Criticism unfair, McGuinness would have expected Miriam's questions - Ahern
Former Taoiseach Bertie Ahern has told Sinn Féin that recent criticisms of broadcaster Miriam O'Callaghan and other media outlets over the questioning of Martin McGuinness during the 2011 Presidential Election are unfair.
Mr Ahern said Mr McGuinness would have expected tough questions to be asked of him, considering his past associations with the IRA.
He said the line of questioning during the campaign was what he would have expected.
It comes after Sinn Féin leader Mary Lou McDonald attacked Ms O'Callaghan in a new book about Mr McGuinness.
Ms McDonald said the RTÉ star's line of questioning about his links to IRA killings was "utterly repulsive".
Speaking at the launch of a new book about Mr McGuinness, Mr Ahern said no politician should have been surprised by the questions asked by Ms O'Callaghan during the 2011 election debate.
"I think in the Presidential campaign, which is referenced in the book, you were never going to be able to run for President and not have to deal with the issues that had happened back over the years," Mr Ahern told the Irish Independent.
"That was probably hard on him, but he was able for that.
"To go through the Presidential campaign and either expect or think you were not going to have these issues raised was never going to happen. I think anybody in politics would know that."
Ms McDonald and her predecessor Gerry Adams are among those who are most critical of Ms O'Callaghan's questioning in the book 'Martin McGuinness: The Man I Knew'.
The book's author, Jude Collins, disagreed with Mr Ahern's analysis of the questions put to Mr McGuinness during the campaign. He claimed there were conflicting opinions on the matter on both sides of the Border.
"They kept talking all the time about his past," said Mr Collins.
"None of them spoke about the work he did in bringing the republican community out of conflict and into politics. It is what everyone had been telling them to do for decades and he did it with [Gerry] Adams. They really felt there was a concentration on that one bit.
"When I suggested the idea of doing a biography of him before he died the first thing he said to me was 'I would be open to any idea, the trouble with some people is all they want to talk about is the time in the IRA. Nothing else matters'."

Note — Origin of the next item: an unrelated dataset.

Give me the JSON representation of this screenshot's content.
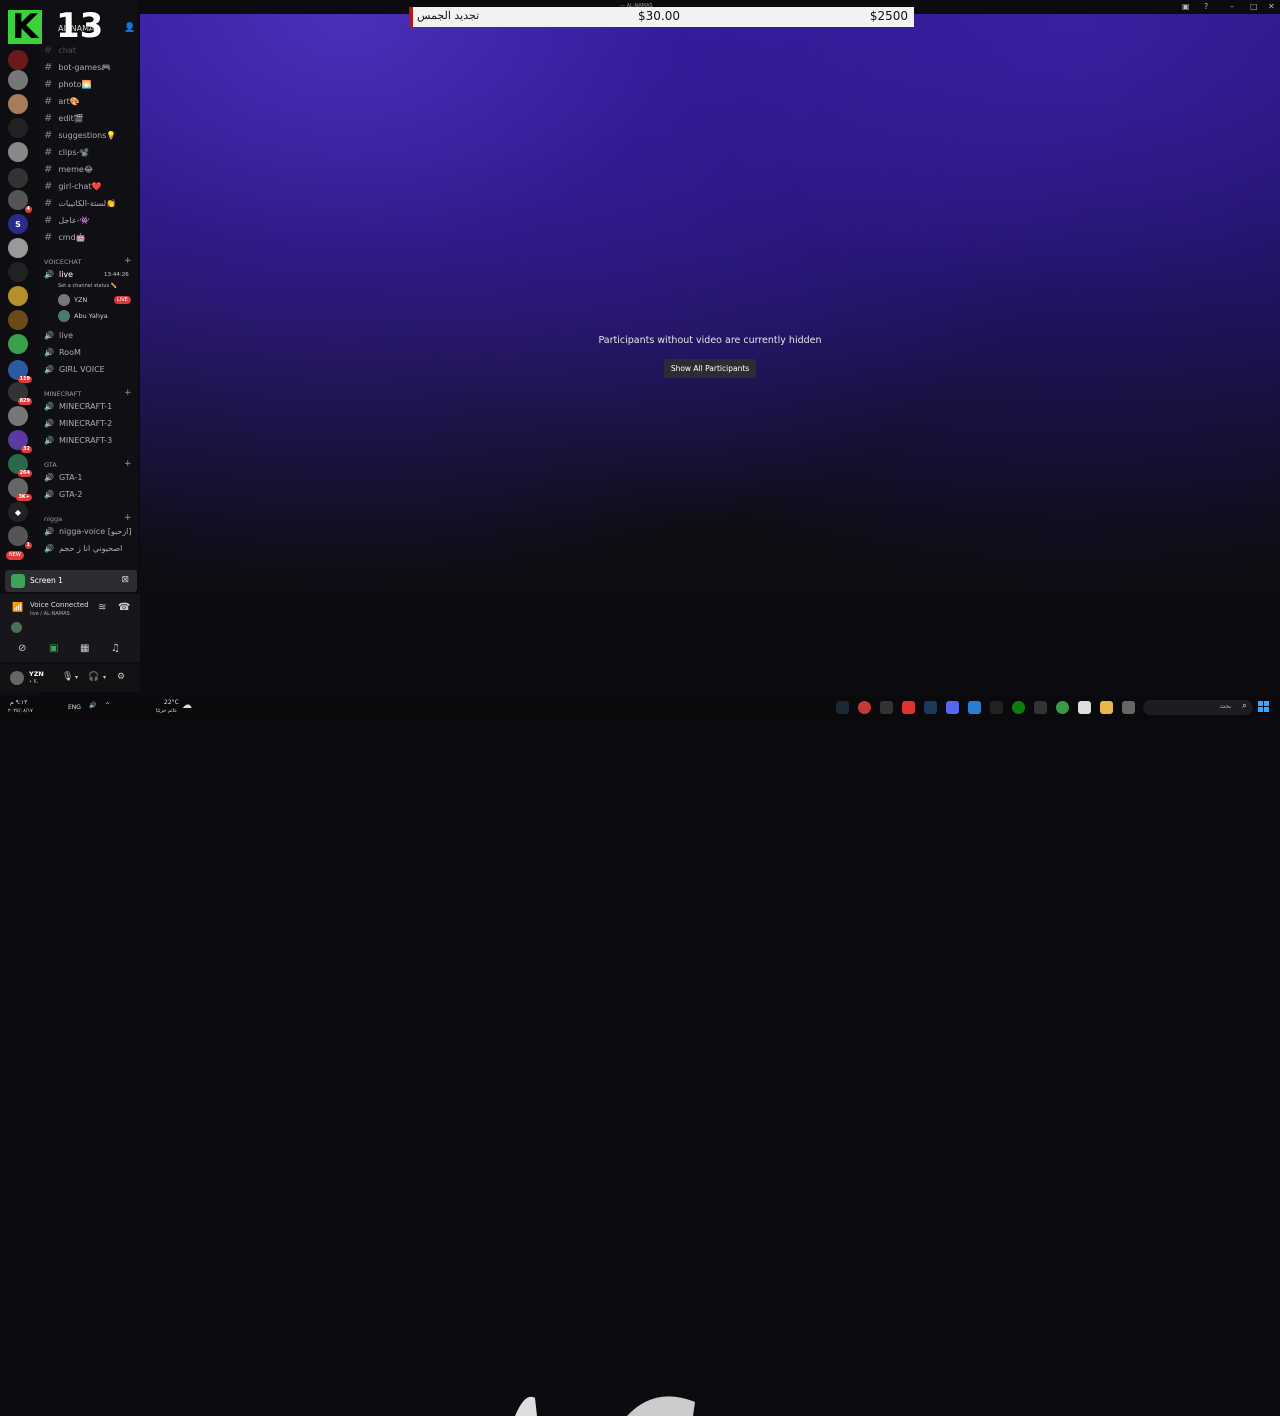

During a debate in the run-up to the 2011 election, Ms O'Callaghan asked candidates about religious beliefs. She then turned to Mr McGuinness and asked him: "How do you square, Martin McGuinness, with your God, the fact that you were involved in the murder of so many people?"

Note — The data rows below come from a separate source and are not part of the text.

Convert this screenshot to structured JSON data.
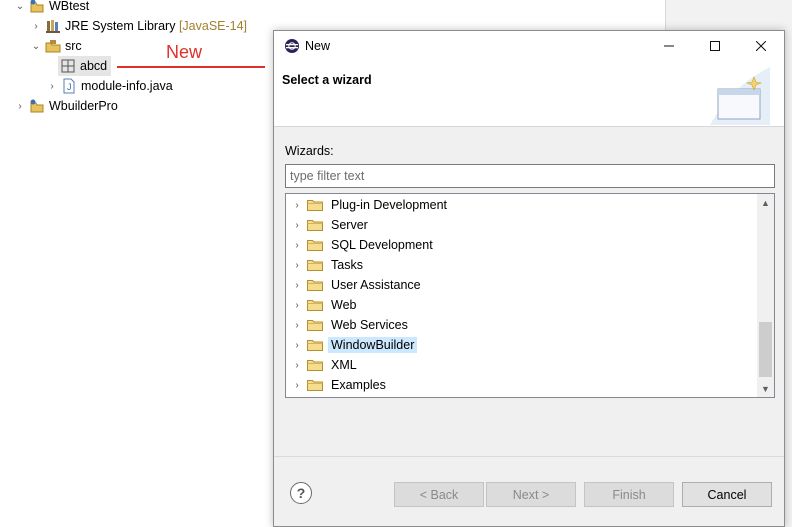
{
  "explorer": {
    "items": [
      {
        "label": "WBtest",
        "decoration": "",
        "level": 0,
        "expanded": true,
        "icon": "java-project-icon"
      },
      {
        "label": "JRE System Library",
        "decoration": "[JavaSE-14]",
        "level": 1,
        "expanded": false,
        "icon": "library-icon"
      },
      {
        "label": "src",
        "decoration": "",
        "level": 1,
        "expanded": true,
        "icon": "source-folder-icon"
      },
      {
        "label": "abcd",
        "decoration": "",
        "level": 2,
        "expanded": null,
        "icon": "package-icon",
        "selected": true
      },
      {
        "label": "module-info.java",
        "decoration": "",
        "level": 2,
        "expanded": false,
        "icon": "java-file-icon"
      },
      {
        "label": "WbuilderPro",
        "decoration": "",
        "level": 0,
        "expanded": false,
        "icon": "java-project-icon"
      }
    ]
  },
  "annotation": {
    "text": "New",
    "color": "#e0302a"
  },
  "dialog": {
    "title": "New",
    "banner_title": "Select a wizard",
    "wizards_label": "Wizards:",
    "filter_placeholder": "type filter text",
    "wizard_items": [
      {
        "label": "Plug-in Development",
        "selected": false
      },
      {
        "label": "Server",
        "selected": false
      },
      {
        "label": "SQL Development",
        "selected": false
      },
      {
        "label": "Tasks",
        "selected": false
      },
      {
        "label": "User Assistance",
        "selected": false
      },
      {
        "label": "Web",
        "selected": false
      },
      {
        "label": "Web Services",
        "selected": false
      },
      {
        "label": "WindowBuilder",
        "selected": true
      },
      {
        "label": "XML",
        "selected": false
      },
      {
        "label": "Examples",
        "selected": false
      }
    ],
    "buttons": {
      "back": "< Back",
      "next": "Next >",
      "finish": "Finish",
      "cancel": "Cancel"
    },
    "selection_color": "#cce8ff"
  }
}
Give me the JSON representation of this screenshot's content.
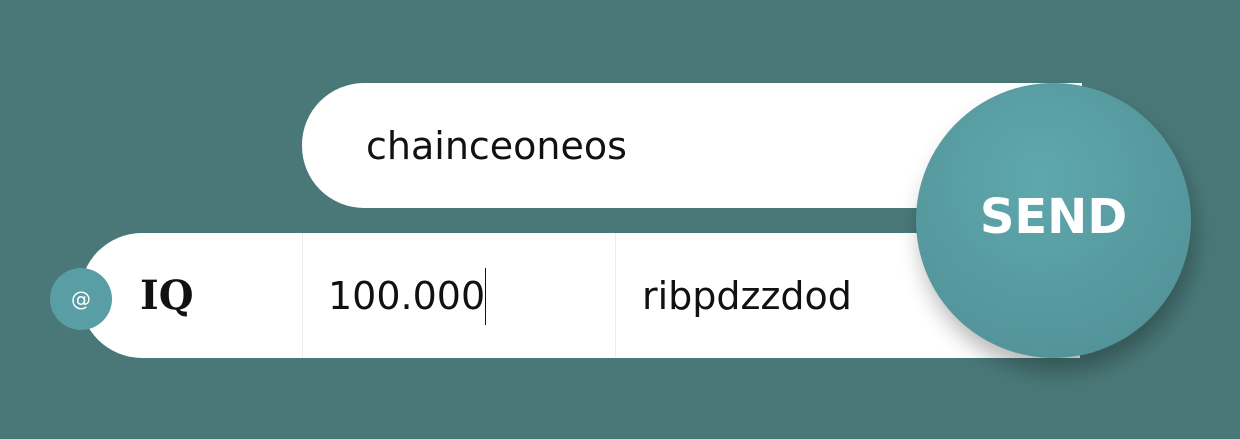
{
  "to_field": {
    "value": "chainceoneos"
  },
  "amount_row": {
    "badge": "@",
    "token": "IQ",
    "amount_value": "100.000",
    "memo_value": "ribpdzzdod"
  },
  "send_button": {
    "label": "SEND"
  },
  "colors": {
    "background": "#4a7878",
    "accent": "#5a9ea5",
    "field": "#ffffff"
  }
}
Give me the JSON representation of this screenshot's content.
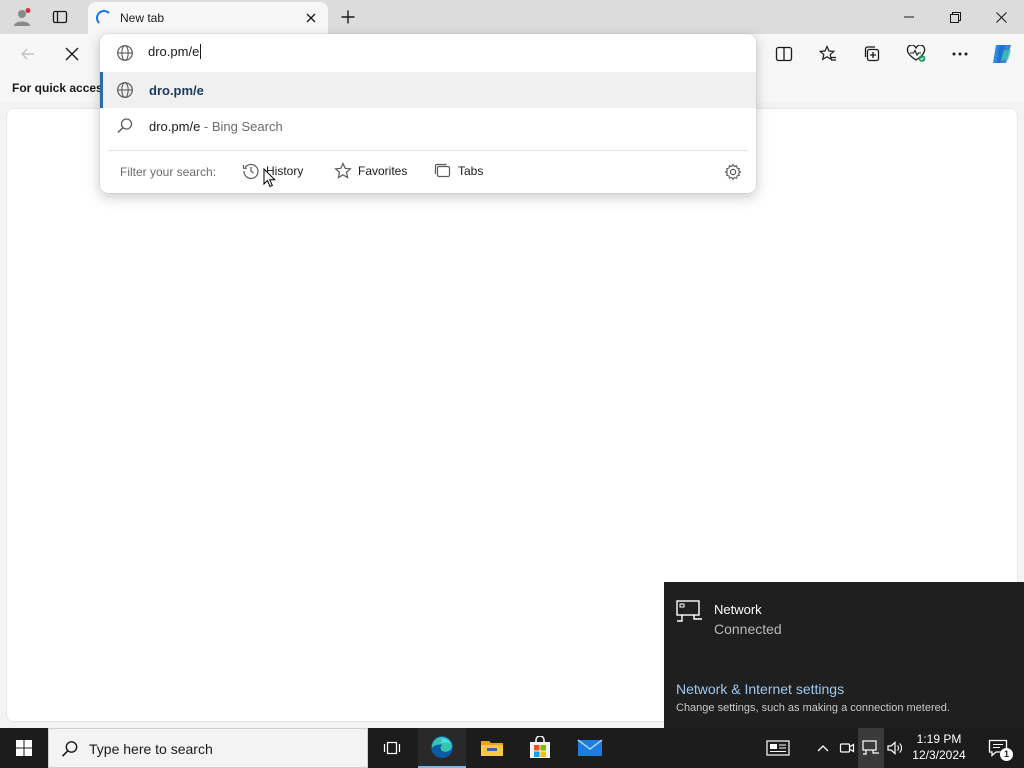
{
  "browser": {
    "tab": {
      "title": "New tab"
    },
    "favorites_bar": {
      "hint": "For quick access"
    }
  },
  "omnibox": {
    "input_value": "dro.pm/e",
    "suggestions": [
      {
        "text": "dro.pm/e",
        "icon": "globe-icon"
      },
      {
        "query": "dro.pm/e",
        "suffix": " - Bing Search",
        "icon": "search-icon"
      }
    ],
    "filter": {
      "label": "Filter your search:",
      "chips": [
        {
          "label": "History",
          "icon": "history-icon"
        },
        {
          "label": "Favorites",
          "icon": "star-icon"
        },
        {
          "label": "Tabs",
          "icon": "tabs-icon"
        }
      ]
    }
  },
  "network_flyout": {
    "name": "Network",
    "status": "Connected",
    "settings_link": "Network & Internet settings",
    "settings_desc": "Change settings, such as making a connection metered."
  },
  "taskbar": {
    "search_placeholder": "Type here to search",
    "time": "1:19 PM",
    "date": "12/3/2024",
    "notification_count": "1"
  },
  "colors": {
    "accent": "#2b6cb0",
    "link": "#9cc9ef",
    "taskbar": "#1c1c1c",
    "flyout": "#1f1f1f"
  }
}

RTÉ has since said the national broadcaster "covered Martin McGuinness's 2011 Presidential candidacy in a fair, objective and impartial manner".
However, Sinn Féin TD Aengus Ó Snodaigh told the Irish Independent he had concerns about RTÉ's coverage of the election campaign and he agreed with his party leader.
"I think it is fair because there are certain key moments in Irish broadcasting history that stand out for Irish republicans.
"It is not meant to be a personal attack on Miriam O'Callaghan, it is the institution and the way that republicans felt they were treated, I think that is what Mary Lou was trying to hone in on."